Root canal treatment refers to treatment of the root canal/s of the tooth, where the nerves and blood vessels extend down from the pulp chamber in the crown of the tooth. The treatment is usually necessary when bacteria enter the pulp from a cavity or a crack, or from severe gum disease. Sometimes it is necessary when a tooth has been subject to trauma or knocked out, damaging its blood supply.
Very simply, the aim of root canal treatment is to eliminate the bacteria from the roots and to restore the crown of the tooth (the part above the gum) in such a way that the bacteria from the mouth can no longer find a way in, and that the tooth is protected from breaking. A combination of mechanical debridement with metal files and irrigating with disinfectant solutions is used. Usually, two or three appointments are necessary.

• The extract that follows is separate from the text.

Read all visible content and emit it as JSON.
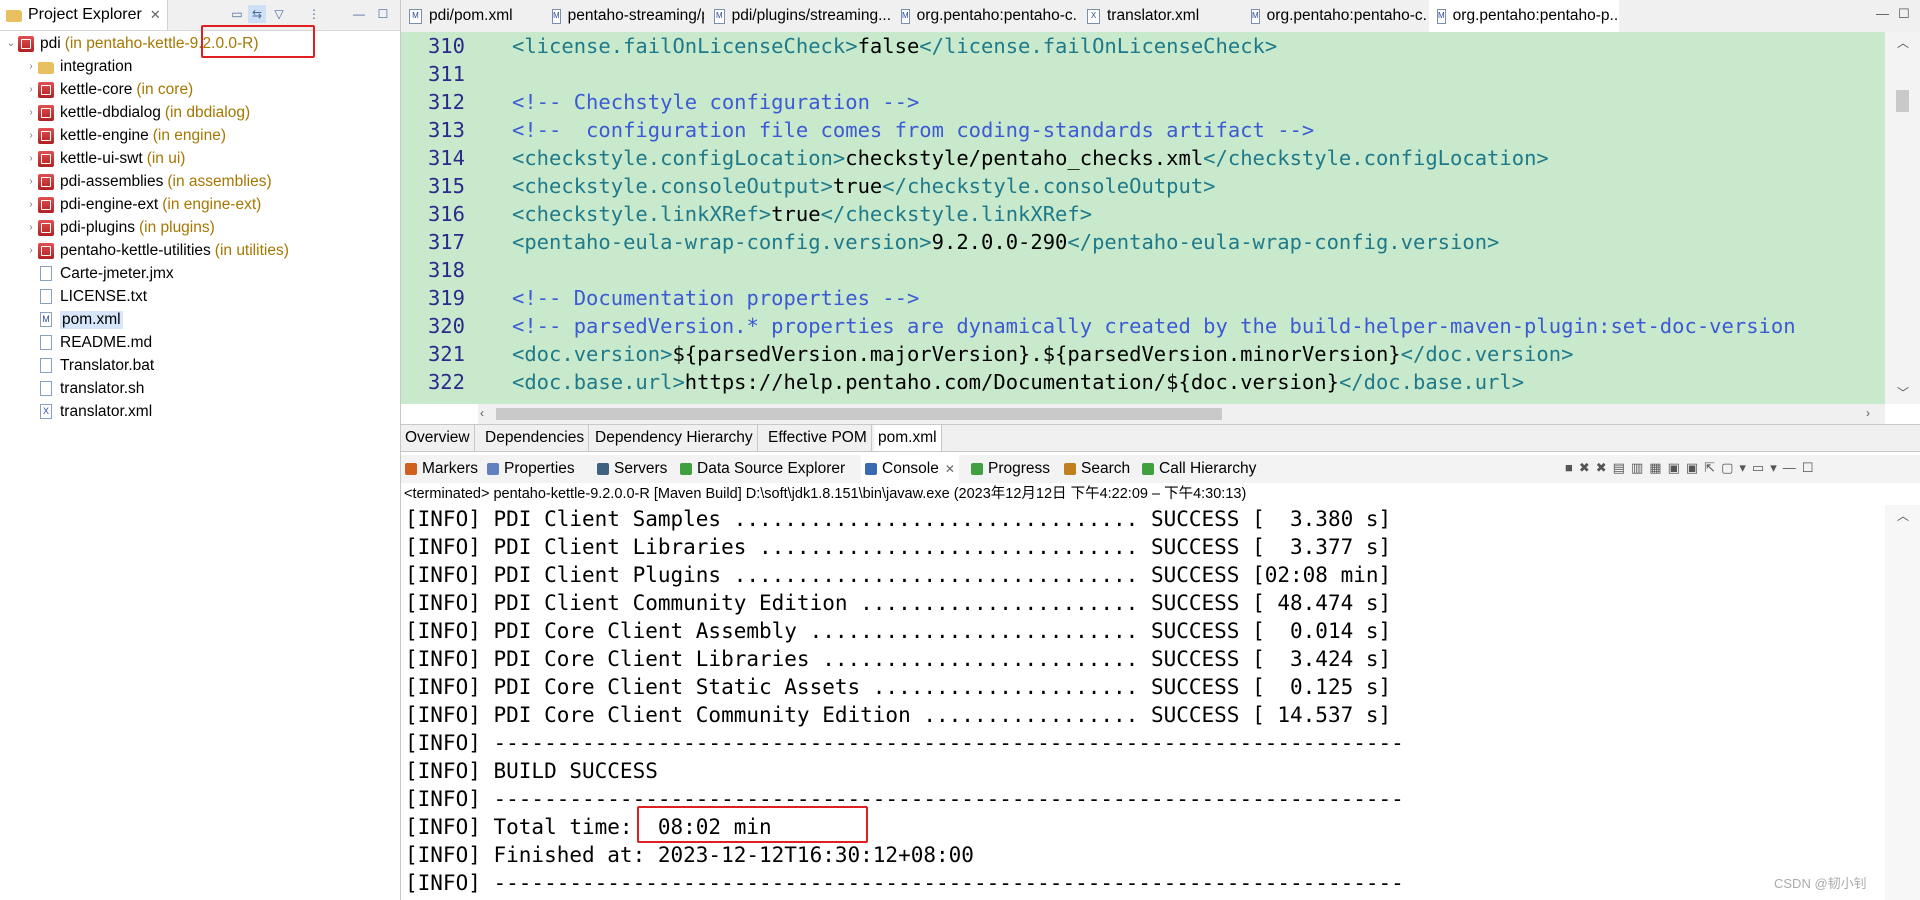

Because a tooth in need of a root canal treatment is usually heavily-filled and/or badly decayed, it is already quite weak. The process of doing a root canal treatment will weaken it further, as more tooth structure needs to be removed. This is why root canal-treated teeth often require crowns as a long term restoration. In the meantime, it is often necessary to place a temporary stainless steel band around the tooth, to prevent possible fracture.
A root canal-treated tooth is not a “dead” tooth, it is a non-vital tooth; it still has blood supply to the ligament which holds it to the jaw bone.
Root canal treatment should not be painful. Occasionally, when a pulp is extremely inflamed, it can be difficult to get it anaesthetised at the start of the first appointment. This may mean that pain may be experienced for a very short time, until the tooth can be anaesthetised.
The decision on whether or not to do a root canal treatment depends on a few factors, such as the restorability of the tooth, the usefulness of the tooth, the likely success expected, the physical difficulty of actually performing the treatment, the consideration of other treatment options (eg bridge or implant) and the cost.